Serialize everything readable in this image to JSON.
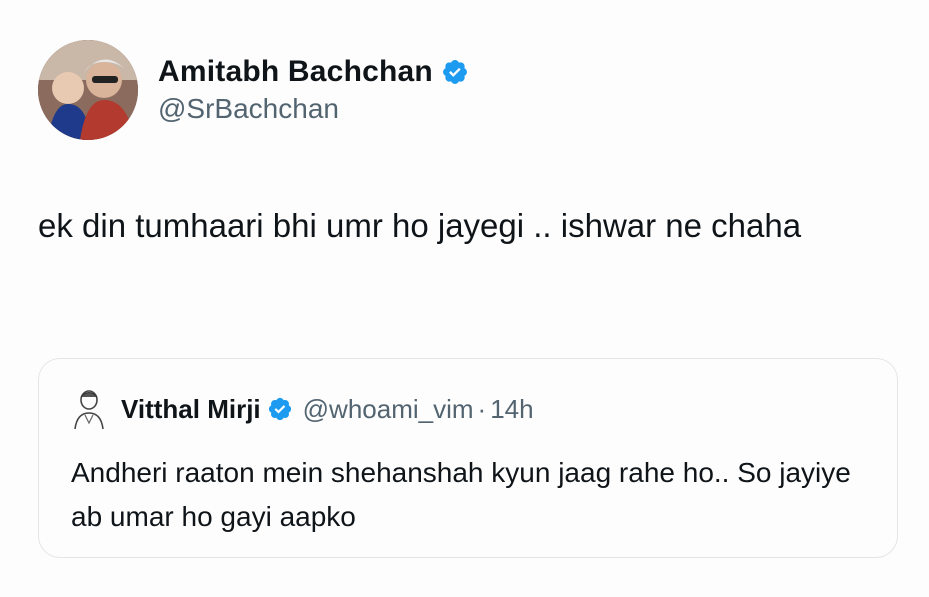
{
  "tweet": {
    "author": {
      "display_name": "Amitabh Bachchan",
      "handle": "@SrBachchan",
      "verified": true,
      "avatar_icon": "profile-photo"
    },
    "text": "ek din tumhaari bhi umr ho jayegi .. ishwar ne chaha"
  },
  "quoted_tweet": {
    "author": {
      "display_name": "Vitthal Mirji",
      "handle": "@whoami_vim",
      "verified": true,
      "avatar_icon": "sketch-avatar"
    },
    "separator": "·",
    "time": "14h",
    "text": "Andheri raaton mein shehanshah kyun jaag rahe ho.. So jayiye ab umar ho gayi aapko"
  },
  "colors": {
    "verified_blue": "#1d9bf0",
    "text_primary": "#0f1419",
    "text_secondary": "#536471",
    "card_border": "#e3e6e8"
  }
}
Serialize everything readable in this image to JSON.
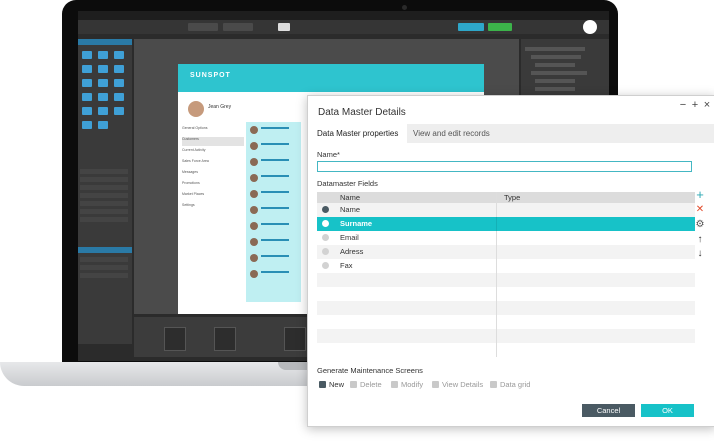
{
  "colors": {
    "accent": "#17c2c8",
    "cancel": "#4a5a63",
    "add": "#2aa7b3",
    "delete": "#e24a2a"
  },
  "background_app": {
    "logo": "SUNSPOT",
    "profile_name": "Jean Grey",
    "nav_items": [
      "General Options",
      "Customers",
      "Current Activity",
      "Sales Force Area",
      "Messages",
      "Promotions",
      "Market Places",
      "Settings"
    ]
  },
  "dialog": {
    "title": "Data Master Details",
    "window_controls": {
      "minimize": "−",
      "maximize": "+",
      "close": "×"
    },
    "tabs": [
      {
        "label": "Data Master properties",
        "active": true
      },
      {
        "label": "View and edit records",
        "active": false
      }
    ],
    "name_label": "Name*",
    "name_value": "",
    "fields_label": "Datamaster Fields",
    "columns": [
      "Name",
      "Type"
    ],
    "rows": [
      {
        "name": "Name",
        "type": "",
        "radio": "on",
        "selected": false
      },
      {
        "name": "Surname",
        "type": "",
        "radio": "white",
        "selected": true
      },
      {
        "name": "Email",
        "type": "",
        "radio": "off",
        "selected": false
      },
      {
        "name": "Adress",
        "type": "",
        "radio": "off",
        "selected": false
      },
      {
        "name": "Fax",
        "type": "",
        "radio": "off",
        "selected": false
      }
    ],
    "side_icons": [
      "plus-icon",
      "close-icon",
      "gear-icon",
      "arrow-up-icon",
      "arrow-down-icon"
    ],
    "generate_label": "Generate Maintenance Screens",
    "options": [
      {
        "label": "New",
        "checked": true
      },
      {
        "label": "Delete",
        "checked": false
      },
      {
        "label": "Modify",
        "checked": false
      },
      {
        "label": "View Details",
        "checked": false
      },
      {
        "label": "Data grid",
        "checked": false
      }
    ],
    "cancel_label": "Cancel",
    "ok_label": "OK"
  }
}
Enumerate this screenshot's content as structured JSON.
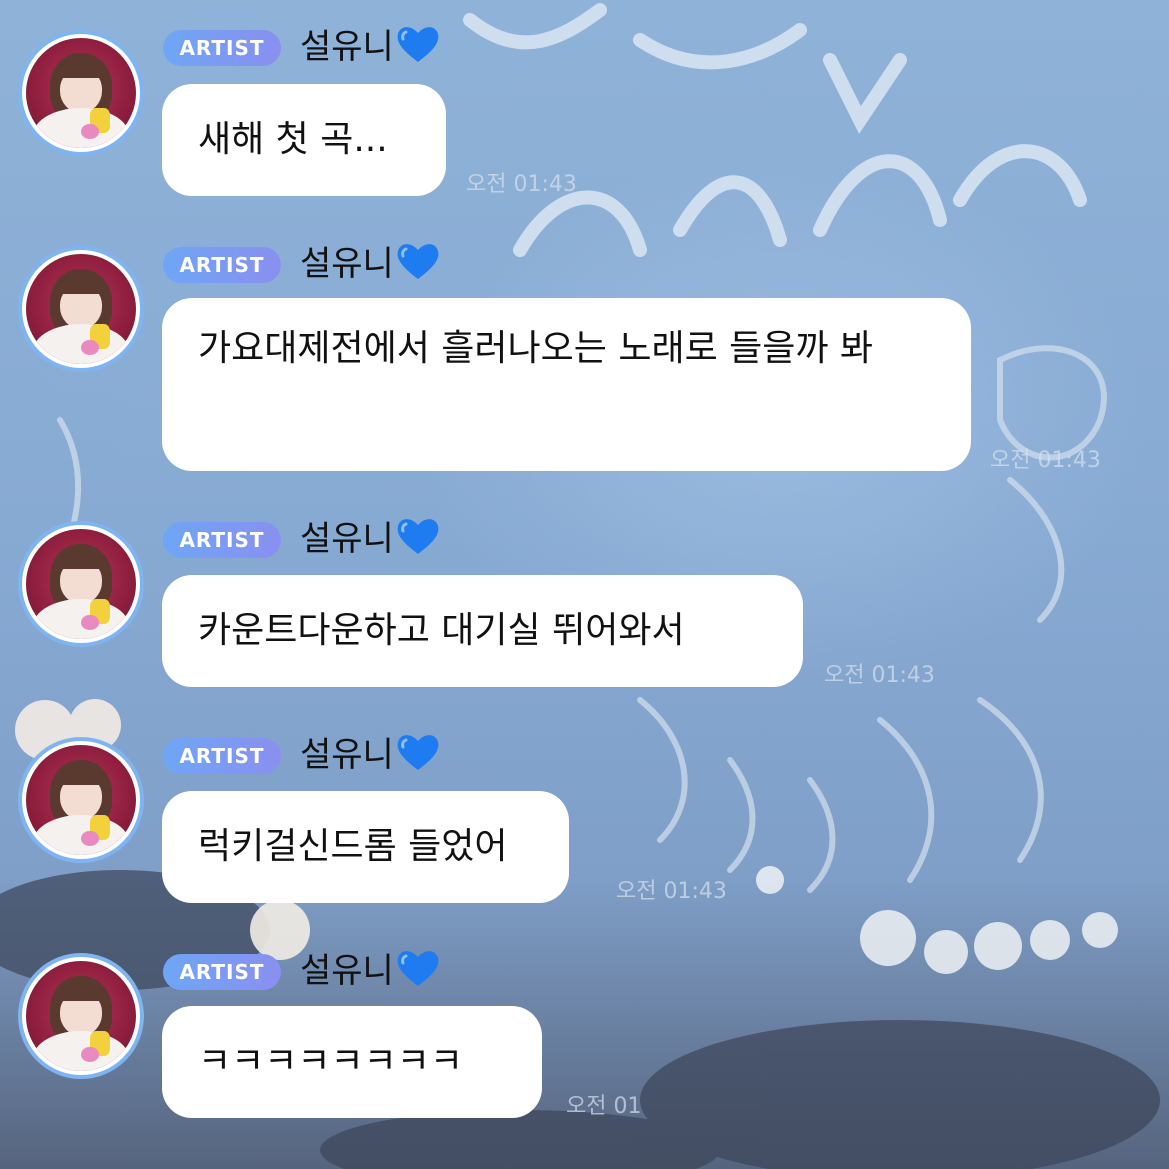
{
  "badge_label": "ARTIST",
  "sender_name": "설유니",
  "accent_colors": {
    "avatar_ring": "#7fb4f2",
    "badge_start": "#6ea6f5",
    "badge_end": "#8a8ff0",
    "heart": "#1f7cf0"
  },
  "icons": [
    "blue-heart-icon",
    "avatar"
  ],
  "messages": [
    {
      "text": "새해 첫 곡...",
      "time": "오전 01:43"
    },
    {
      "text": "가요대제전에서 흘러나오는 노래로 들을까 봐",
      "time": "오전 01:43"
    },
    {
      "text": "카운트다운하고 대기실 뛰어와서",
      "time": "오전 01:43"
    },
    {
      "text": "럭키걸신드롬 들었어",
      "time": "오전 01:43"
    },
    {
      "text": "ㅋㅋㅋㅋㅋㅋㅋㅋ",
      "time": "오전 01"
    }
  ]
}
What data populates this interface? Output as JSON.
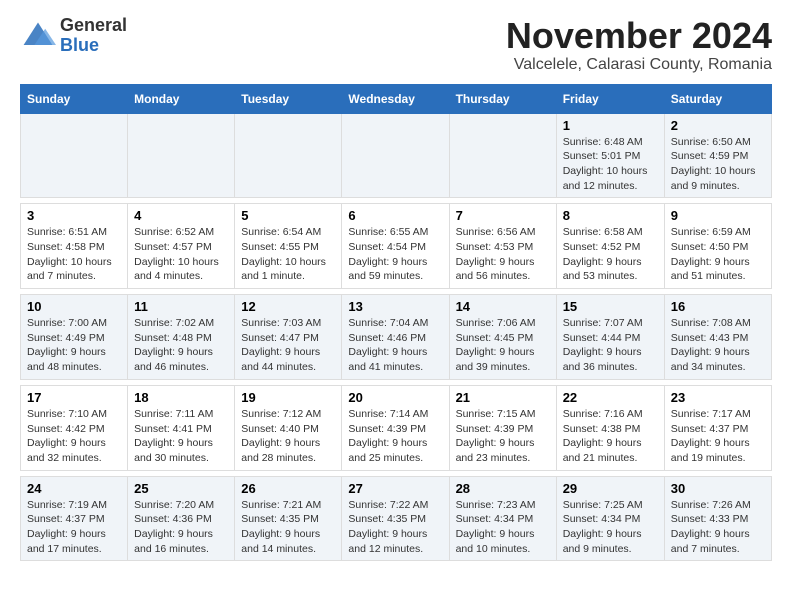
{
  "title": "November 2024",
  "subtitle": "Valcelele, Calarasi County, Romania",
  "logo": {
    "general": "General",
    "blue": "Blue"
  },
  "days_of_week": [
    "Sunday",
    "Monday",
    "Tuesday",
    "Wednesday",
    "Thursday",
    "Friday",
    "Saturday"
  ],
  "weeks": [
    {
      "days": [
        {
          "num": "",
          "info": ""
        },
        {
          "num": "",
          "info": ""
        },
        {
          "num": "",
          "info": ""
        },
        {
          "num": "",
          "info": ""
        },
        {
          "num": "",
          "info": ""
        },
        {
          "num": "1",
          "info": "Sunrise: 6:48 AM\nSunset: 5:01 PM\nDaylight: 10 hours and 12 minutes."
        },
        {
          "num": "2",
          "info": "Sunrise: 6:50 AM\nSunset: 4:59 PM\nDaylight: 10 hours and 9 minutes."
        }
      ]
    },
    {
      "days": [
        {
          "num": "3",
          "info": "Sunrise: 6:51 AM\nSunset: 4:58 PM\nDaylight: 10 hours and 7 minutes."
        },
        {
          "num": "4",
          "info": "Sunrise: 6:52 AM\nSunset: 4:57 PM\nDaylight: 10 hours and 4 minutes."
        },
        {
          "num": "5",
          "info": "Sunrise: 6:54 AM\nSunset: 4:55 PM\nDaylight: 10 hours and 1 minute."
        },
        {
          "num": "6",
          "info": "Sunrise: 6:55 AM\nSunset: 4:54 PM\nDaylight: 9 hours and 59 minutes."
        },
        {
          "num": "7",
          "info": "Sunrise: 6:56 AM\nSunset: 4:53 PM\nDaylight: 9 hours and 56 minutes."
        },
        {
          "num": "8",
          "info": "Sunrise: 6:58 AM\nSunset: 4:52 PM\nDaylight: 9 hours and 53 minutes."
        },
        {
          "num": "9",
          "info": "Sunrise: 6:59 AM\nSunset: 4:50 PM\nDaylight: 9 hours and 51 minutes."
        }
      ]
    },
    {
      "days": [
        {
          "num": "10",
          "info": "Sunrise: 7:00 AM\nSunset: 4:49 PM\nDaylight: 9 hours and 48 minutes."
        },
        {
          "num": "11",
          "info": "Sunrise: 7:02 AM\nSunset: 4:48 PM\nDaylight: 9 hours and 46 minutes."
        },
        {
          "num": "12",
          "info": "Sunrise: 7:03 AM\nSunset: 4:47 PM\nDaylight: 9 hours and 44 minutes."
        },
        {
          "num": "13",
          "info": "Sunrise: 7:04 AM\nSunset: 4:46 PM\nDaylight: 9 hours and 41 minutes."
        },
        {
          "num": "14",
          "info": "Sunrise: 7:06 AM\nSunset: 4:45 PM\nDaylight: 9 hours and 39 minutes."
        },
        {
          "num": "15",
          "info": "Sunrise: 7:07 AM\nSunset: 4:44 PM\nDaylight: 9 hours and 36 minutes."
        },
        {
          "num": "16",
          "info": "Sunrise: 7:08 AM\nSunset: 4:43 PM\nDaylight: 9 hours and 34 minutes."
        }
      ]
    },
    {
      "days": [
        {
          "num": "17",
          "info": "Sunrise: 7:10 AM\nSunset: 4:42 PM\nDaylight: 9 hours and 32 minutes."
        },
        {
          "num": "18",
          "info": "Sunrise: 7:11 AM\nSunset: 4:41 PM\nDaylight: 9 hours and 30 minutes."
        },
        {
          "num": "19",
          "info": "Sunrise: 7:12 AM\nSunset: 4:40 PM\nDaylight: 9 hours and 28 minutes."
        },
        {
          "num": "20",
          "info": "Sunrise: 7:14 AM\nSunset: 4:39 PM\nDaylight: 9 hours and 25 minutes."
        },
        {
          "num": "21",
          "info": "Sunrise: 7:15 AM\nSunset: 4:39 PM\nDaylight: 9 hours and 23 minutes."
        },
        {
          "num": "22",
          "info": "Sunrise: 7:16 AM\nSunset: 4:38 PM\nDaylight: 9 hours and 21 minutes."
        },
        {
          "num": "23",
          "info": "Sunrise: 7:17 AM\nSunset: 4:37 PM\nDaylight: 9 hours and 19 minutes."
        }
      ]
    },
    {
      "days": [
        {
          "num": "24",
          "info": "Sunrise: 7:19 AM\nSunset: 4:37 PM\nDaylight: 9 hours and 17 minutes."
        },
        {
          "num": "25",
          "info": "Sunrise: 7:20 AM\nSunset: 4:36 PM\nDaylight: 9 hours and 16 minutes."
        },
        {
          "num": "26",
          "info": "Sunrise: 7:21 AM\nSunset: 4:35 PM\nDaylight: 9 hours and 14 minutes."
        },
        {
          "num": "27",
          "info": "Sunrise: 7:22 AM\nSunset: 4:35 PM\nDaylight: 9 hours and 12 minutes."
        },
        {
          "num": "28",
          "info": "Sunrise: 7:23 AM\nSunset: 4:34 PM\nDaylight: 9 hours and 10 minutes."
        },
        {
          "num": "29",
          "info": "Sunrise: 7:25 AM\nSunset: 4:34 PM\nDaylight: 9 hours and 9 minutes."
        },
        {
          "num": "30",
          "info": "Sunrise: 7:26 AM\nSunset: 4:33 PM\nDaylight: 9 hours and 7 minutes."
        }
      ]
    }
  ]
}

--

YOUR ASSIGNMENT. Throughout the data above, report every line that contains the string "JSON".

TASK SOLUTION.
Serialize everything readable in this image to JSON.
Serialize everything readable in this image to JSON.
Enumerate this screenshot's content as structured JSON.
What data populates this interface? Output as JSON.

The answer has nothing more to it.